His name was Jason.
Every once in a while you meet someone who changes your life. Sometimes it is a relationship that only lasts a moment. Other times it can last years. But in either case, their impact on you is lasting.
I remember meeting him.
I offered to buy him lunch.
There was something pretty striking about him. Winsome. Engaging. Hard to ignore.
Maybe 19 or 20. But looked like he had lived longer. You know the look.
That first conversation was brief.
“Can I buy you lunch?”
“No man. No time.”
“Come on,” I said. “You’ve got to eat.”
“Yeah,” he laughed.
He let me buy him lunch. The whole thing took about 15 minutes. He ate quickly.
As we left the restaurant, he thanked me.
And then as he walked away, he turned around and said over his shoulder:
“What?” I replied.
“My name is Jason,” he said. “You never asked.”
Man… that cut me in the heart.
You see Jason was a beggar. Homeless. On a street corner in Boston.
When he asked me for money, I offered to take him to lunch. I had the time and it seemed like the right thing to do. If he had declined, I would have given him cash. I try to meet people’s needs when I can. I am pretty sure that is what Jesus tells us to do. I know the arguments against giving cash away. They may by alcohol or drugs with it, not food. That’s why I like to buy them meals. But if not, cash works. And I figure it is up to them what they do with it.
We talked maybe a total of 20-25 minutes, including lunch. And I never asked his name. I don’t think that is what Jesus would have done or asks us to do.
That brief encounter stays with me. It stays with me because it is a reminder that in trying to do the right thing, sometimes I can still miss the bigger picture. You see I was doing what was right by offering a homeless beggar a meal; but I never really allowed that beggar to be my neighbor. He was “other” and I was ok with him staying “other”. I never even asked his name, because “others” don’t have names.
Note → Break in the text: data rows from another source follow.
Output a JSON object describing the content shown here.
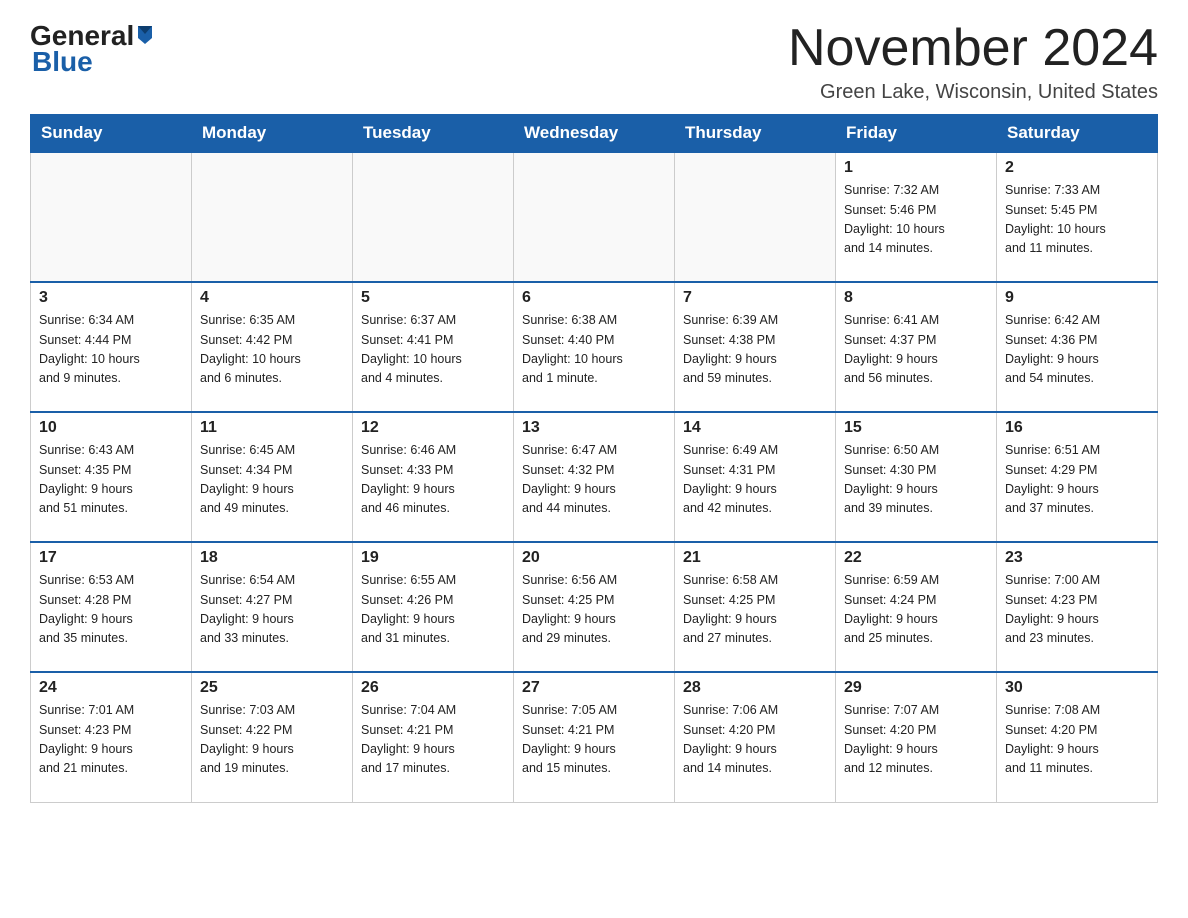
{
  "header": {
    "logo": {
      "general_text": "General",
      "blue_text": "Blue"
    },
    "month_year": "November 2024",
    "location": "Green Lake, Wisconsin, United States"
  },
  "calendar": {
    "days_of_week": [
      "Sunday",
      "Monday",
      "Tuesday",
      "Wednesday",
      "Thursday",
      "Friday",
      "Saturday"
    ],
    "weeks": [
      {
        "days": [
          {
            "num": "",
            "info": ""
          },
          {
            "num": "",
            "info": ""
          },
          {
            "num": "",
            "info": ""
          },
          {
            "num": "",
            "info": ""
          },
          {
            "num": "",
            "info": ""
          },
          {
            "num": "1",
            "info": "Sunrise: 7:32 AM\nSunset: 5:46 PM\nDaylight: 10 hours\nand 14 minutes."
          },
          {
            "num": "2",
            "info": "Sunrise: 7:33 AM\nSunset: 5:45 PM\nDaylight: 10 hours\nand 11 minutes."
          }
        ]
      },
      {
        "days": [
          {
            "num": "3",
            "info": "Sunrise: 6:34 AM\nSunset: 4:44 PM\nDaylight: 10 hours\nand 9 minutes."
          },
          {
            "num": "4",
            "info": "Sunrise: 6:35 AM\nSunset: 4:42 PM\nDaylight: 10 hours\nand 6 minutes."
          },
          {
            "num": "5",
            "info": "Sunrise: 6:37 AM\nSunset: 4:41 PM\nDaylight: 10 hours\nand 4 minutes."
          },
          {
            "num": "6",
            "info": "Sunrise: 6:38 AM\nSunset: 4:40 PM\nDaylight: 10 hours\nand 1 minute."
          },
          {
            "num": "7",
            "info": "Sunrise: 6:39 AM\nSunset: 4:38 PM\nDaylight: 9 hours\nand 59 minutes."
          },
          {
            "num": "8",
            "info": "Sunrise: 6:41 AM\nSunset: 4:37 PM\nDaylight: 9 hours\nand 56 minutes."
          },
          {
            "num": "9",
            "info": "Sunrise: 6:42 AM\nSunset: 4:36 PM\nDaylight: 9 hours\nand 54 minutes."
          }
        ]
      },
      {
        "days": [
          {
            "num": "10",
            "info": "Sunrise: 6:43 AM\nSunset: 4:35 PM\nDaylight: 9 hours\nand 51 minutes."
          },
          {
            "num": "11",
            "info": "Sunrise: 6:45 AM\nSunset: 4:34 PM\nDaylight: 9 hours\nand 49 minutes."
          },
          {
            "num": "12",
            "info": "Sunrise: 6:46 AM\nSunset: 4:33 PM\nDaylight: 9 hours\nand 46 minutes."
          },
          {
            "num": "13",
            "info": "Sunrise: 6:47 AM\nSunset: 4:32 PM\nDaylight: 9 hours\nand 44 minutes."
          },
          {
            "num": "14",
            "info": "Sunrise: 6:49 AM\nSunset: 4:31 PM\nDaylight: 9 hours\nand 42 minutes."
          },
          {
            "num": "15",
            "info": "Sunrise: 6:50 AM\nSunset: 4:30 PM\nDaylight: 9 hours\nand 39 minutes."
          },
          {
            "num": "16",
            "info": "Sunrise: 6:51 AM\nSunset: 4:29 PM\nDaylight: 9 hours\nand 37 minutes."
          }
        ]
      },
      {
        "days": [
          {
            "num": "17",
            "info": "Sunrise: 6:53 AM\nSunset: 4:28 PM\nDaylight: 9 hours\nand 35 minutes."
          },
          {
            "num": "18",
            "info": "Sunrise: 6:54 AM\nSunset: 4:27 PM\nDaylight: 9 hours\nand 33 minutes."
          },
          {
            "num": "19",
            "info": "Sunrise: 6:55 AM\nSunset: 4:26 PM\nDaylight: 9 hours\nand 31 minutes."
          },
          {
            "num": "20",
            "info": "Sunrise: 6:56 AM\nSunset: 4:25 PM\nDaylight: 9 hours\nand 29 minutes."
          },
          {
            "num": "21",
            "info": "Sunrise: 6:58 AM\nSunset: 4:25 PM\nDaylight: 9 hours\nand 27 minutes."
          },
          {
            "num": "22",
            "info": "Sunrise: 6:59 AM\nSunset: 4:24 PM\nDaylight: 9 hours\nand 25 minutes."
          },
          {
            "num": "23",
            "info": "Sunrise: 7:00 AM\nSunset: 4:23 PM\nDaylight: 9 hours\nand 23 minutes."
          }
        ]
      },
      {
        "days": [
          {
            "num": "24",
            "info": "Sunrise: 7:01 AM\nSunset: 4:23 PM\nDaylight: 9 hours\nand 21 minutes."
          },
          {
            "num": "25",
            "info": "Sunrise: 7:03 AM\nSunset: 4:22 PM\nDaylight: 9 hours\nand 19 minutes."
          },
          {
            "num": "26",
            "info": "Sunrise: 7:04 AM\nSunset: 4:21 PM\nDaylight: 9 hours\nand 17 minutes."
          },
          {
            "num": "27",
            "info": "Sunrise: 7:05 AM\nSunset: 4:21 PM\nDaylight: 9 hours\nand 15 minutes."
          },
          {
            "num": "28",
            "info": "Sunrise: 7:06 AM\nSunset: 4:20 PM\nDaylight: 9 hours\nand 14 minutes."
          },
          {
            "num": "29",
            "info": "Sunrise: 7:07 AM\nSunset: 4:20 PM\nDaylight: 9 hours\nand 12 minutes."
          },
          {
            "num": "30",
            "info": "Sunrise: 7:08 AM\nSunset: 4:20 PM\nDaylight: 9 hours\nand 11 minutes."
          }
        ]
      }
    ]
  }
}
That day I got it half right and all wrong.
There is a word for that. Pharisees. They got it half right and all wrong. And when we miss the relationships… that “them” and “they” and “other” have real names and real stories and real lives… we get it all wrong.
You see in life, we face love tests all the time. On this day, I failed mine. There have been others since. Many I have passed, some I haven’t. And the point is not to beat myself up over it — God’s grace is always bigger than my failures and His love always greater than my indifference.
But be sure of this… that day, I failed the test. Because love is not just about doing the right thing, it is about relationships… knowing… about real names and real people.
So that is why I remember to this day — years later — that his name is Jason.
And now I hope you will remember that too. And remember to ask for a name when you can — whether it is the kid bagging groceries for you at the store or making your $4 latte or standing on the corner begging for money. “They” have a name. So ask. Listen. Connect. It is what Jesus would do; it is what Jesus would have you do too, I think.
His name was Jason. I won’t forget that.